- Use critical perspective of keywords and key concepts in IR theory from a non-western perspective
- Show a solid understanding of the development of contemporary East Asian international relations from a historical perspective
- Apply knowledge of the key actors and institutional frameworks of contemporary East Asian relations
- Critically assess sources and documents related to East Asian international relations, and have the ability to form judgements about diplomatic statements and discursive practice in international relations
- Develop skills in oral presentation and academic writing
|Chunghee Sarah Soh, The Comfort Women: Sexual Violence and Postcolonial Memory in Korea and Japan (Chicago: University of Chicago Press, 2008).|
Bukh, A. (2014). 'Shimane Prefecture, Tokyo and the territorial dispute over Dokdo/Takeshima: regional and national identities' in Japan The Pacific Review 28(1), 47-70.
Sven Saaler and Christopher W.A. Szpilman, eds. Pan-Asianism: A Documentary History. Rowman & Littlefield Publishers, 2011.
Tessa Morris Suzuki, ed., The Korean War in Asia: A Hidden History (Lanham: Rowman & Littlefield, 2018).
Hamashita Takeshi. 'Tribute and Treaties: East Asian Treaty Ports Networks in the Era of Negotiation, 1834-1894.' European Journal of East Asian Studies, vol. 1, no. 1, 2001, pp. 59¿87.
Acharya, A., & Buzan, B. (2019). References. In The Making of Global International Relations: Origins and Evolution of IR at its Centenary (pp. 321-362). Cambridge: Cambridge University Press.
Howard French (2017) Everything under the Heavens. How the past helps shape China¿s push for global power. New York: Knopf.
Graham Allison (2017) Destined For War: Can America and China escape Thucydides's Trap. Boston: Houghton Mifflin Harcourt.
Amitav Acharya (2018) Constructing Global Order: Agency and Change in World Politics.
Sutter, R. G. (2010) Chinese Foreign Relations: Power and Policy Since the Cold War. 2nd ed., Lanham, Md.: Rowman & Littlefield.
Hook, G.D., Gilson, J., Hughes, C.W., and Dobson, H., 2011, Japan's International Relations: Politics, Economics and Security. 3rd ed., London: Routledge.
Suh, J. J., Katzenstein, P. J., and Carlson, A., eds., 2004, Rethinking Security in East Asia : Identity, Power, and Efficiency. Stanford, Calif.: Stanford University Press.
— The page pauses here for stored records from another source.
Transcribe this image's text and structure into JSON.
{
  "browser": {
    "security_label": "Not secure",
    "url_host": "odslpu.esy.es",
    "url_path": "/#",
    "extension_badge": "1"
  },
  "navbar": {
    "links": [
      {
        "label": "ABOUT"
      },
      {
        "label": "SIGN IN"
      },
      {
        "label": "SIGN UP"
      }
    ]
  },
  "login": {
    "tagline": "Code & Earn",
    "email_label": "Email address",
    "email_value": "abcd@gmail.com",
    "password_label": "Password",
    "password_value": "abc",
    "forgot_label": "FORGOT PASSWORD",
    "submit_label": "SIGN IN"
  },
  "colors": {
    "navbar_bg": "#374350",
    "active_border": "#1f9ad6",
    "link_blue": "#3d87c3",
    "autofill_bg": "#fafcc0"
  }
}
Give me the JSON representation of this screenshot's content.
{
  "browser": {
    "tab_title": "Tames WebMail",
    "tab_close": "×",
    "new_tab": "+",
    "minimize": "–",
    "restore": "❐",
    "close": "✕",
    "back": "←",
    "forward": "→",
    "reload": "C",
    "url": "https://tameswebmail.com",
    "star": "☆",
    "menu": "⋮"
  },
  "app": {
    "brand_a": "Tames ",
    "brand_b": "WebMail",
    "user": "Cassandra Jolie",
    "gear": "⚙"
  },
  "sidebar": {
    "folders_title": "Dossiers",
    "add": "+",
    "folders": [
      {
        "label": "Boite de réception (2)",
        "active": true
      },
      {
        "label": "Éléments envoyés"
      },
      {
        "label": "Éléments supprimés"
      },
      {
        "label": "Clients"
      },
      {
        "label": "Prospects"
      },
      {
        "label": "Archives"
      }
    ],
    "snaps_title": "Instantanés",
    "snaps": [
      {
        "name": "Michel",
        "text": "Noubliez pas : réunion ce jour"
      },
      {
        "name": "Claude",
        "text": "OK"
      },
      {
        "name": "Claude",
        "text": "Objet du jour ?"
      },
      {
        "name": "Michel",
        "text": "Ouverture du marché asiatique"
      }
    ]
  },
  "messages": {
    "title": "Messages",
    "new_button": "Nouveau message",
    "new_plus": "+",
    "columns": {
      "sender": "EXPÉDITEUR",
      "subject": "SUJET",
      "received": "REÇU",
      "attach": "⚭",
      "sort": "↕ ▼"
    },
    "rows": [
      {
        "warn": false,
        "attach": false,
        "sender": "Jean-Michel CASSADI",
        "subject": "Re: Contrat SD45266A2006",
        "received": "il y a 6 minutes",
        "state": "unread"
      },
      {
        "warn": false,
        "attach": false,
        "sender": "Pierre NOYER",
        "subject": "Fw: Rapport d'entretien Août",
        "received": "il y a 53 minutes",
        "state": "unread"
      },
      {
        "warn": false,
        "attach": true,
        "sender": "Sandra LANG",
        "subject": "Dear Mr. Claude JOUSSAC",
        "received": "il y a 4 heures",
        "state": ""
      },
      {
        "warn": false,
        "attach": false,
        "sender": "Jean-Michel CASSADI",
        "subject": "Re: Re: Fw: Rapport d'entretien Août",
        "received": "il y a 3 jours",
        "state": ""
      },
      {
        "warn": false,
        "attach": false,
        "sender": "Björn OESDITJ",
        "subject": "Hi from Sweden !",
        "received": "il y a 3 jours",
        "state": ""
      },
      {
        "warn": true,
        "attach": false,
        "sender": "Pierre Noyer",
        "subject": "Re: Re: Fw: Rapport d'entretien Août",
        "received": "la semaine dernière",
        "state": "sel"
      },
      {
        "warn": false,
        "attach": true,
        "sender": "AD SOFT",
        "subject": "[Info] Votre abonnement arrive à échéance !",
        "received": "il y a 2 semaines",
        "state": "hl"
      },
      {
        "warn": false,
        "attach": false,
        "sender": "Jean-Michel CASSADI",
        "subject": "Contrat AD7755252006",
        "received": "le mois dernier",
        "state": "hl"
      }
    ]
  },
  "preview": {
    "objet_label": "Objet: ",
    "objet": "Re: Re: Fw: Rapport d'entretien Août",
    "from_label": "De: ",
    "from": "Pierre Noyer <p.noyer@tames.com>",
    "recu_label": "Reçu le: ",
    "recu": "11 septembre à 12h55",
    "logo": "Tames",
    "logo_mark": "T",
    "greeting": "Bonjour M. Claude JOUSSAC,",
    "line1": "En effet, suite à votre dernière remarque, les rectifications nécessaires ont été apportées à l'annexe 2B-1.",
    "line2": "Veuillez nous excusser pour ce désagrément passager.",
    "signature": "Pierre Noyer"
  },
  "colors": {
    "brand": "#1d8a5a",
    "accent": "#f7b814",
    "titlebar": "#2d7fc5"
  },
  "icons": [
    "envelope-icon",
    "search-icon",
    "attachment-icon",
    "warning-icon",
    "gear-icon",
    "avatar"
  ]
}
Shambugh, D, ed, 2006, Power shift: China and Asia's New Dynamics. University of California Press
|Graduate Attributes and Skills
|Additional Class Delivery Information
||One seminar per week of two hours in length.
|Keywords||EAIR,east asian,international relations,japan,china,korea
|Course organiser||Dr Aaron Moore
Tel: (0131 6)50 4225
|Course secretary||Mr Callum Lennie